Problems with lameness - most notably scald and footrot - are best treated with a footbath composed of 10% copper sulphate solution. Orf is usually a self-limiting disease and clears up on its own in a few weeks. However, an antibiotic spray or special purpose paste (Bactokill) may be applied to some of the lesions, especially if they are causing a loss of appetite and lack of thrive. 

Thankfully, at this point in the year, blowfly should no longer be a concern. 

Some losses almost inevitable

Even if all of these actions are taken, it is not always possible to prevent some losses. As a general rule, if mortality can be kept under 2% of the store flock, you will be doing very well. Housed animals are likely to have a higher mortality rate than those kept outdoors. Where animals are housed, good ventilation and the maintenance of clean, dry bedding can help reduce mortality rates significantly. 


The decision you make in relation to finishing will depend on a number of additional factors, including the breed and sex of the lambs, the amount of feed they consume and their target weight at sale or slaughter. 

Ideally, store lambs should be kept outside for as long as there is grass for them to graze. In many cases, pasture may still have something to offer until December, but it is best not to graze too bare. Ideally, you will want your lambs to reach a decent weight on a grass diet before moving them indoors. In my experience, in or around 30kg is a good target weight for store lambs at point of winter housing. 

Once lambs are moved inside, they should be introduced to meal slowly. The target is usually adlib feeding, but this will take a couple of weeks to achieve. Experts suggest that starting with between 200g and 300g a day is appropriate. Concentrate rations should be increased by about 100g a day thereafter, until the lamb is able to eat adlib. 

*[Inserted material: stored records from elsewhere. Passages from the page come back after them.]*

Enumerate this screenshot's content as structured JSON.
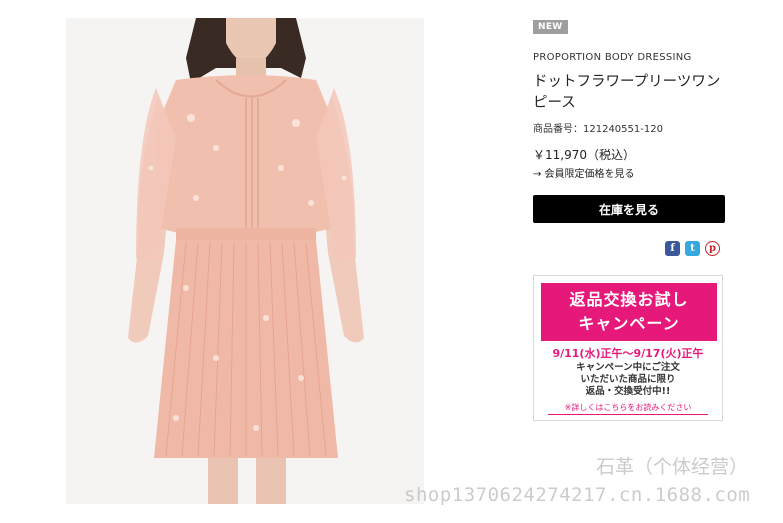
{
  "product": {
    "badge": "NEW",
    "brand": "PROPORTION BODY DRESSING",
    "title": "ドットフラワープリーツワンピース",
    "item_number": "商品番号：121240551-120",
    "price": "￥11,970（税込）",
    "member_price_link": "→ 会員限定価格を見る",
    "stock_button": "在庫を見る",
    "social_icons": [
      "facebook-icon",
      "twitter-icon",
      "pinterest-icon"
    ]
  },
  "campaign": {
    "heading_line1": "返品交換お試し",
    "heading_line2": "キャンペーン",
    "dates": "9/11(水)正午〜9/17(火)正午",
    "text_lines": [
      "キャンペーン中にご注文",
      "いただいた商品に限り",
      "返品・交換受付中!!"
    ],
    "details_link": "※詳しくはこちらをお読みください"
  },
  "watermarks": {
    "shop_name": "石革（个体经营）",
    "shop_url": "shop1370624274217.cn.1688.com"
  },
  "colors": {
    "accent_pink": "#e6197a",
    "button_black": "#000000",
    "badge_gray": "#9e9e9e"
  }
}
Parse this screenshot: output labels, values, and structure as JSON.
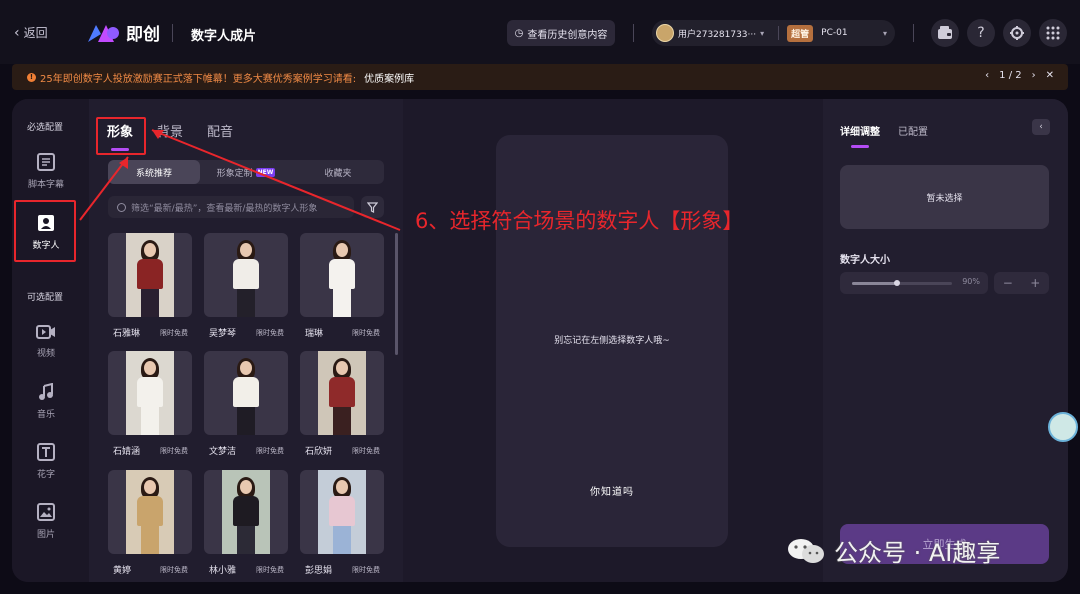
{
  "topbar": {
    "back_label": "返回",
    "brand_name": "即创",
    "page_title": "数字人成片",
    "history_button": "查看历史创意内容",
    "user_name": "用户273281733···",
    "role_badge": "超管",
    "device": "PC-01"
  },
  "notice": {
    "text": "25年即创数字人投放激励赛正式落下帷幕！更多大赛优秀案例学习请看:",
    "link": "优质案例库",
    "page": "1 / 2"
  },
  "rail": {
    "required_heading": "必选配置",
    "optional_heading": "可选配置",
    "items": [
      {
        "label": "脚本字幕",
        "icon": "script-icon"
      },
      {
        "label": "数字人",
        "icon": "digital-human-icon"
      },
      {
        "label": "视频",
        "icon": "video-icon"
      },
      {
        "label": "音乐",
        "icon": "music-icon"
      },
      {
        "label": "花字",
        "icon": "text-style-icon"
      },
      {
        "label": "图片",
        "icon": "image-icon"
      }
    ]
  },
  "assets": {
    "tabs": [
      "形象",
      "背景",
      "配音"
    ],
    "segments": [
      "系统推荐",
      "形象定制",
      "收藏夹"
    ],
    "new_badge": "NEW",
    "search_placeholder": "筛选“最新/最热”，查看最新/最热的数字人形象",
    "tag": "限时免费",
    "cards": [
      {
        "name": "石雅琳",
        "outfit": "#8a2424",
        "legs": "#2a2030",
        "bg": "#d9d2c8"
      },
      {
        "name": "吴梦琴",
        "outfit": "#f0ede8",
        "legs": "#23202a",
        "bg": "#3a3547"
      },
      {
        "name": "瑞琳",
        "outfit": "#f4f2ee",
        "legs": "#f4f2ee",
        "bg": "#3a3547"
      },
      {
        "name": "石婧涵",
        "outfit": "#f3f1ec",
        "legs": "#f3f1ec",
        "bg": "#dcd8d0"
      },
      {
        "name": "文梦洁",
        "outfit": "#f2efe9",
        "legs": "#1f1c25",
        "bg": "#3a3547"
      },
      {
        "name": "石欣妍",
        "outfit": "#8f2a2a",
        "legs": "#3a2020",
        "bg": "#cfc6b8"
      },
      {
        "name": "黄婷",
        "outfit": "#c9a46c",
        "legs": "#c9a46c",
        "bg": "#d8cbb6"
      },
      {
        "name": "林小雅",
        "outfit": "#1e1b22",
        "legs": "#2c2a36",
        "bg": "#b9c4b8"
      },
      {
        "name": "彭思娟",
        "outfit": "#e7c7d2",
        "legs": "#9bb3d6",
        "bg": "#c4cdd8"
      }
    ]
  },
  "preview": {
    "hint": "别忘记在左侧选择数字人哦~",
    "subtitle": "你知道吗"
  },
  "right": {
    "tabs": [
      "详细调整",
      "已配置"
    ],
    "empty": "暂未选择",
    "size_label": "数字人大小",
    "size_value": "90%",
    "size_fraction": 0.9,
    "generate": "立即生成"
  },
  "annotation": {
    "text": "6、选择符合场景的数字人【形象】"
  },
  "watermark": {
    "text": "公众号 · AI趣享"
  },
  "colors": {
    "accent": "#b44cf5",
    "annotation": "#e8262c",
    "notice": "#f08a45"
  }
}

Hay or silage should always be available to lambs, though in smaller and smaller quantities as they take to meal. Access to fresh, clean water at all times is essential.